Punishment for Inflated Claims in a Press Release

When misconduct in scientific research is proved, the punishment is graded according to the severity of the crime. Fabrication gets you fired (Jan Hendrik Schon, Diederik Stapel, Elizabeth Goodwin, Hwang Woo Suk, ...), while falsification (some minor forms, at least) and plagiarism get you some sanctions (you can't apply for a grant for n years, or your students get reassigned to some other group).

I know of only one case where someone was sent to jail, not quite for research miscondut, but for his use of fabricated data in a grant application. In other words, he was jailed for cheating the government using false information.

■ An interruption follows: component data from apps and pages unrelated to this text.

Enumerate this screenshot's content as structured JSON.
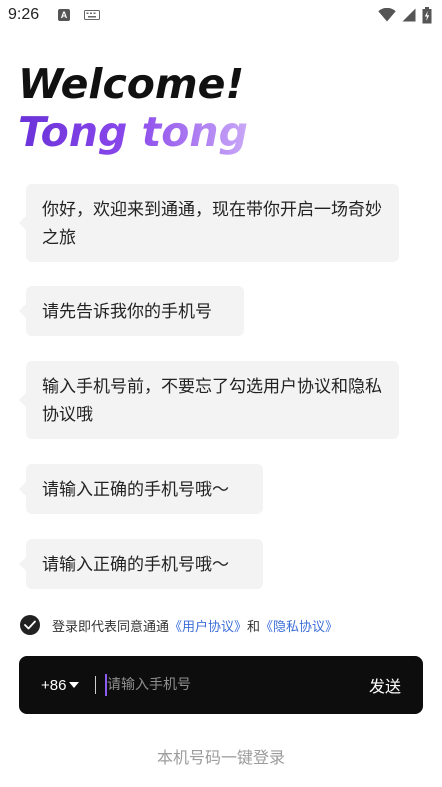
{
  "status_bar": {
    "time": "9:26",
    "icons": [
      "a-notification-icon",
      "keyboard-icon",
      "wifi-icon",
      "cellular-signal-icon",
      "battery-icon"
    ]
  },
  "header": {
    "welcome": "Welcome!",
    "name": "Tong tong",
    "gradient_colors": [
      "#6a32d9",
      "#c9a8f7"
    ]
  },
  "chat": {
    "messages": [
      "你好，欢迎来到通通，现在带你开启一场奇妙之旅",
      "请先告诉我你的手机号",
      "输入手机号前，不要忘了勾选用户协议和隐私协议哦",
      "请输入正确的手机号哦～",
      "请输入正确的手机号哦～"
    ]
  },
  "agreement": {
    "checked": true,
    "prefix": "登录即代表同意通通",
    "user_agreement": "《用户协议》",
    "connector": "和",
    "privacy_agreement": "《隐私协议》",
    "link_color": "#3d6fd8"
  },
  "login": {
    "country_code": "+86",
    "phone_placeholder": "请输入手机号",
    "phone_value": "",
    "send_label": "发送",
    "one_click_login": "本机号码一键登录"
  }
}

Here's a case of someone who was sentenced to house arrest for six months for saying certain things in a press release -- even though everything in the press release is factually correct!

Harkonen’s crime, according to the U.S. government, a federal jury and the 9th Circuit Court of Appeals, was willfully overstating in a press release the evidence for benefit of a drug his company made.

The press release described a clinical trial of interferon gamma-1b (sold as Actimmune) in 330 patients with a rapidly fatal lung disease. What’s unusual is that everyone agrees there weren’t any factual errors in the four-page document. The numbers were right; it’s the interpretation of them that was deemed criminal. Harkonen was found guilty of wire fraud in 2009 for disseminating the press release electronically. [...]

If you applied this rule to scientists, a sizable proportion of them might be in jail today,” said Steven N. Goodman, a pediatrician and biostatistician at Stanford University who submitted a statement supporting Harkonen’s appeal. [Bold emphasis added]